First Published: 2006
Genre: Drama/Experimental Poetry/Tragedy
Only Revolutions is a piece of work that will either blow your mind or numb it. Being a highly experimental narrative poem, much of the story relies heavily on tools of wordplay, neologism, and symbolism to carry itself along. This form requires some adjusting on the reader’s part, but after pushing through the first couple of pages it becomes a simple task to adapt to the language. Like the crafty wordsmith that he is, Danielewksi is able to forge beautiful, strong imagery despite the tricky style he takes on.
The two narrators, Hailey and Sam, deftly illustrate separate renditions of their chaotic story as 16 year old star-crossed lovers. Understandably, this brief description may come off as clichéd at face value. However, what makes this story so interesting is the wide-ranging view offered to the reader. Plenty of books have already tackled the art of alternating character perspectives in story-telling, but Only Revolutions explores a unique approach. Danielewski grants the reader the rare ability to alternate between the lenses of either character throughout the entirety of the book, allowing both characters to provide distinct, detailed accounts of the same experiences. Thus, the reader is able to piece together the story through he-said/she-said accounts.
Sam and Hailey’s journey is a tumultuous one as they defy the passage of time by traveling across the United States in an ever-changing automobile. Proudly, they fight against the conventions of society that threaten to tether them by upholding their nomadic freedom, despite the trials and tribulations they endure. On a surface level, frequent stops throughout the country forces the young couple to constantly reassess how they see themselves, the world, and each other. At a deeper layer, the book is littered with hidden meanings and messages in both the text and physical composition of the novel.
The physicality of the book is bizarre, yet fitting in line with the story, in that the two perspectives of Hailey and Sam are written from opposite ends of the book . One character begins at the “front” cover, while the other narrator starts their story at the “back” cover. I use the distinction of “front” and “back” loosely, as the book technically has no end and no beginning. Hailey’s story is written on the first half of a page while Sam’s is written upside down on the bottom half, and vice versa, depending on whose perspective you are reading from. To further illustrate this, if you were to start with Hailey’s story, you would be on page one, which would also be the end of Sam’s story, page 360. Thus either cover of the book could be considered the “front” or the “back”, as the beginning is simultaneously the end. The editor’s recommend alternating between the two perspectives every eight pages, so that each version of the story is read in conjunction. This requires the reader to read eight pages, place their book mark (the book includes two different colored ribbons), and then physically flip the novel over to read the same eight pages of the other character’s take on the story.
Many people either love or hate this book, for understandable reasons.

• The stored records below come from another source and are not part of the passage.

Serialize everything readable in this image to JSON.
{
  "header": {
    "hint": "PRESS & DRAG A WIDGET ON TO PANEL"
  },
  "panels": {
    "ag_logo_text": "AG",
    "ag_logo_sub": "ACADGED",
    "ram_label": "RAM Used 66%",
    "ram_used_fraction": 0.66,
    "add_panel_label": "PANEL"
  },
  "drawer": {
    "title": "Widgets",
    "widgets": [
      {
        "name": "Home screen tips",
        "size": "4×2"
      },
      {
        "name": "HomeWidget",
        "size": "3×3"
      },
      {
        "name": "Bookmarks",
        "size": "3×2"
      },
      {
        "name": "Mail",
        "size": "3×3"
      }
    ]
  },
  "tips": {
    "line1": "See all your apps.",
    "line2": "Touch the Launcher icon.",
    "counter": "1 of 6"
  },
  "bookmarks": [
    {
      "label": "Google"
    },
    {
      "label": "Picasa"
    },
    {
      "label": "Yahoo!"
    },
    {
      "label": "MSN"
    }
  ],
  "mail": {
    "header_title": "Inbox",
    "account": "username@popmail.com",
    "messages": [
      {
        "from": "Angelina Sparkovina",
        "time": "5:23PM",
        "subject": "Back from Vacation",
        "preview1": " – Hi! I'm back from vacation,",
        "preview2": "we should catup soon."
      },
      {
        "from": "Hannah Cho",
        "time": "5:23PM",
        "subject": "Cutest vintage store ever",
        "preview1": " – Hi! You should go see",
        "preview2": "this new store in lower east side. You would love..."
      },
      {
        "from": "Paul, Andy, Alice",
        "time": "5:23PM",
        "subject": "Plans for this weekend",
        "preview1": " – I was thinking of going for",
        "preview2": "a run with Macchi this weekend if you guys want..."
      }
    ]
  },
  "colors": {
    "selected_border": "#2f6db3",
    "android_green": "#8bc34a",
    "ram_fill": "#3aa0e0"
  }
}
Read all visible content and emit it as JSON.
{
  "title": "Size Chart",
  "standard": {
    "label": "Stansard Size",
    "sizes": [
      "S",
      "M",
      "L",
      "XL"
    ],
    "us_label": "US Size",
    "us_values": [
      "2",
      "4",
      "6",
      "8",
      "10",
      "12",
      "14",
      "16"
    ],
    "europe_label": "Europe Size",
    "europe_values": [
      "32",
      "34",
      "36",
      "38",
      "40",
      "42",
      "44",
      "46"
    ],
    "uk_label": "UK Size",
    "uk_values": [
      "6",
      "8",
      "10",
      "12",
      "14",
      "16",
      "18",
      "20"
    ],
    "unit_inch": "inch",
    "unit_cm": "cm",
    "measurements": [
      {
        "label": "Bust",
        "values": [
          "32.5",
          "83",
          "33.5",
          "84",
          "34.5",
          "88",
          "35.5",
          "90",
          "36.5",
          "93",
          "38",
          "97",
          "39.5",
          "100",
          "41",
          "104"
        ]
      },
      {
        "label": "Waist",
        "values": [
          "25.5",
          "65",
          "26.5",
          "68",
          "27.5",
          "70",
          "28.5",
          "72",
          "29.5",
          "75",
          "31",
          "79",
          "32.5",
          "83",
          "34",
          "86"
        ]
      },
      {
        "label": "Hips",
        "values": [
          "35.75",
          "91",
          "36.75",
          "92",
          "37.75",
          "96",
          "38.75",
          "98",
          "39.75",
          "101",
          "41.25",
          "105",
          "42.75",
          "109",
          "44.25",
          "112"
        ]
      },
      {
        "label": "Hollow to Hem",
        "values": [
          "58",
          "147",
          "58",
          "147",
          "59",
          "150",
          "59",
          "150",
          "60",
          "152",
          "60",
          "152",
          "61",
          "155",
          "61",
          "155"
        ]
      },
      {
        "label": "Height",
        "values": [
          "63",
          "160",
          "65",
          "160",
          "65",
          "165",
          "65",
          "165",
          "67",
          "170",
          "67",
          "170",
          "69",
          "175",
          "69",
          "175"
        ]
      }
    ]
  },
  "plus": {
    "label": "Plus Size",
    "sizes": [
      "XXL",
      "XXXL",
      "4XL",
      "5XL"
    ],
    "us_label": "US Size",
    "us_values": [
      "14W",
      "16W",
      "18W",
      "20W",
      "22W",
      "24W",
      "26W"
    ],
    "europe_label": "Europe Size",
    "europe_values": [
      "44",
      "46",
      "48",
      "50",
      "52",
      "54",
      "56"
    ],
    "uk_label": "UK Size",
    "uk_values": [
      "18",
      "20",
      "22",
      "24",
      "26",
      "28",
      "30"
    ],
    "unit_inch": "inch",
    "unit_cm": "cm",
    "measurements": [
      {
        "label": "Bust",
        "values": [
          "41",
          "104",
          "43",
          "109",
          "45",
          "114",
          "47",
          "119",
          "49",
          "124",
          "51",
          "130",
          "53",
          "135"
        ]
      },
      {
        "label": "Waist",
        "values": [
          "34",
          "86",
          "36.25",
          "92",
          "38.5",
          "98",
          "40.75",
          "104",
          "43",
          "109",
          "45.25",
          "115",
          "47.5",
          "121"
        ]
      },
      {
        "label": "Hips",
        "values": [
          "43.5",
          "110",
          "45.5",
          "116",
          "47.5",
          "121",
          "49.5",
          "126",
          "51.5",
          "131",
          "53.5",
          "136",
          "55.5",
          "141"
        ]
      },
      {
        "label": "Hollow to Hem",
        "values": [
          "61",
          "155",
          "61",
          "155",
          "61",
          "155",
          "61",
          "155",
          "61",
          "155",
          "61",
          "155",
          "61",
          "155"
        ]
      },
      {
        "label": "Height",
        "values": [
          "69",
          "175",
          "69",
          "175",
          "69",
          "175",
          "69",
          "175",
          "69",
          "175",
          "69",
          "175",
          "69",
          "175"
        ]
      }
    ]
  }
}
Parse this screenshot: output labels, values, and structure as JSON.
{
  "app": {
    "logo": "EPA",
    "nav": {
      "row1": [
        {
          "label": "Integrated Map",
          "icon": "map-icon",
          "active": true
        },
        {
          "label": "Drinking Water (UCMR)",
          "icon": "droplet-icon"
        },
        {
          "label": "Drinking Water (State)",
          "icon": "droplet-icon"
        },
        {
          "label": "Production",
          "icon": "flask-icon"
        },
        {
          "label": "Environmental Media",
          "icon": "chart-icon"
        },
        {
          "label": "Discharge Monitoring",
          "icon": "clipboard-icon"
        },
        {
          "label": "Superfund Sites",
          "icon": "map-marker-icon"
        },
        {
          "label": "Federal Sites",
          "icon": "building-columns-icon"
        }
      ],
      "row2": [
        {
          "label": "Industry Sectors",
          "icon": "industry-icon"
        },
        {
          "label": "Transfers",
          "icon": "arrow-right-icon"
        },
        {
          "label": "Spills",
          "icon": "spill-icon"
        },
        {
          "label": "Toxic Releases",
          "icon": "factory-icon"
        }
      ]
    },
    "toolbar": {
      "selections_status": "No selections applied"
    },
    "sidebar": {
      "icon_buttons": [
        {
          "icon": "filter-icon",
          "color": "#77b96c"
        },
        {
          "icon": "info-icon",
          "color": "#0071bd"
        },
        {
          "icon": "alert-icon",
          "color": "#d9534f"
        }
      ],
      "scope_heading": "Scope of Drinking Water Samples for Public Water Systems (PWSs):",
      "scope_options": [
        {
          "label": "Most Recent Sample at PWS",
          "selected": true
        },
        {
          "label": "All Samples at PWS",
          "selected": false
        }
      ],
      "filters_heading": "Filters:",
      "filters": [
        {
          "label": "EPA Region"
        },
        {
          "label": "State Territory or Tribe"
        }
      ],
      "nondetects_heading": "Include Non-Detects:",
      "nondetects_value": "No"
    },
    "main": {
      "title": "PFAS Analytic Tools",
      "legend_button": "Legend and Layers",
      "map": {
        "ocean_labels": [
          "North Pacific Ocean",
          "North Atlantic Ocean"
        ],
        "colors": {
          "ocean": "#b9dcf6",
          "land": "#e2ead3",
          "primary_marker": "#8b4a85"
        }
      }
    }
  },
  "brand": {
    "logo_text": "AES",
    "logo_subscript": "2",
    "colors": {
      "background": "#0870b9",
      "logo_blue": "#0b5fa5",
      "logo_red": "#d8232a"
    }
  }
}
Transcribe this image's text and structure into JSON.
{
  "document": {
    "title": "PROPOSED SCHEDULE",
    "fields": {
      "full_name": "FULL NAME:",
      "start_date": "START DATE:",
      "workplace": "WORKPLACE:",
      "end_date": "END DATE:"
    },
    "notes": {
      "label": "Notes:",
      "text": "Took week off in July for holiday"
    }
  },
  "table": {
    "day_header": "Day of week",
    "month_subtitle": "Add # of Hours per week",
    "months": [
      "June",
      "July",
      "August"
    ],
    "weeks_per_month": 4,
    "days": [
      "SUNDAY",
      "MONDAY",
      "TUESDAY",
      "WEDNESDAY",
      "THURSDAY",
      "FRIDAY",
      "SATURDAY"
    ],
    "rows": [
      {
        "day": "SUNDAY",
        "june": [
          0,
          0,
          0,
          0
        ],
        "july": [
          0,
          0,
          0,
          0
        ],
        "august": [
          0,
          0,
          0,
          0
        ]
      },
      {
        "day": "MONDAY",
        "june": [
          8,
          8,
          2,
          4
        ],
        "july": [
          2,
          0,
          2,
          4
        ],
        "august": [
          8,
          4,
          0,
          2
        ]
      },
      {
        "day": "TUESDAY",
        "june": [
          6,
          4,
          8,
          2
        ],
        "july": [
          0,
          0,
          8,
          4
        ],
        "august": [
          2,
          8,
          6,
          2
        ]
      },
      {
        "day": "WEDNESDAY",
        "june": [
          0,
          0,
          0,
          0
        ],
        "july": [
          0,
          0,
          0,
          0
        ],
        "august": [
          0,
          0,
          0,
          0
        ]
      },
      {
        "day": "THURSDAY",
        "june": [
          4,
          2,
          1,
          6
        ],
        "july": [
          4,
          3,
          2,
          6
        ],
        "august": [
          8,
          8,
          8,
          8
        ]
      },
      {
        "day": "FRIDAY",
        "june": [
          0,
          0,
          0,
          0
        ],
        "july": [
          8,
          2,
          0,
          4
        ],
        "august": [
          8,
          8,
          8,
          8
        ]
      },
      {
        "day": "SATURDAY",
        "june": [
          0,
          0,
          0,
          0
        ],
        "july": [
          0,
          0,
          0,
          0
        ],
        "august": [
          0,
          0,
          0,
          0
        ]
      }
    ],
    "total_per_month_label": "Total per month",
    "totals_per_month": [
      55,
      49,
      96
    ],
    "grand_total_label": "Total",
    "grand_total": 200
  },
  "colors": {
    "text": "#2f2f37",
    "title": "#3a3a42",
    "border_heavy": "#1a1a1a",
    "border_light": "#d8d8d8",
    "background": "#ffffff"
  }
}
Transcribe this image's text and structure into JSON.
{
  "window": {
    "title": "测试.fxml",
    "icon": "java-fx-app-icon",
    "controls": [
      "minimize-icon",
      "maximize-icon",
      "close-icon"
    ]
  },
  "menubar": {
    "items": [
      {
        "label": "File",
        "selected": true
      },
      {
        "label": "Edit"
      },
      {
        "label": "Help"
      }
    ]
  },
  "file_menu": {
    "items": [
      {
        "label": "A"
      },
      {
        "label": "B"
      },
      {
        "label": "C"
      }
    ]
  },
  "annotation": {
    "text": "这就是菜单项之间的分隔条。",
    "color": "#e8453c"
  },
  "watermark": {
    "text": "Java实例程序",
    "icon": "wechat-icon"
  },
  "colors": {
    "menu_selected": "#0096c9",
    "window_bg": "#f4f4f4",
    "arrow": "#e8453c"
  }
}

The style of the story can be challenging or off-putting to some, as the journey of Sam and Hailey is not straight-forward by any means. Sometimes the wordiness of the character’s narratives can be confusing and muddled at times. However, if the story is not entirely clear from one perspective, the other narrator almost always describes the current wave of the plot in a way that clears up any lack of clarity from the first account.
In my opinion this book is more of an artistic, experimental piece, which is another turn off for readers simply looking for a traditional narrative. I highly enjoyed Only Revolutions, but it is definitely not for everyone. Danielewksi is known for writing challenging, experimental work, which makes him an interesting, progressive author that I have been and will continue to keep my eye on.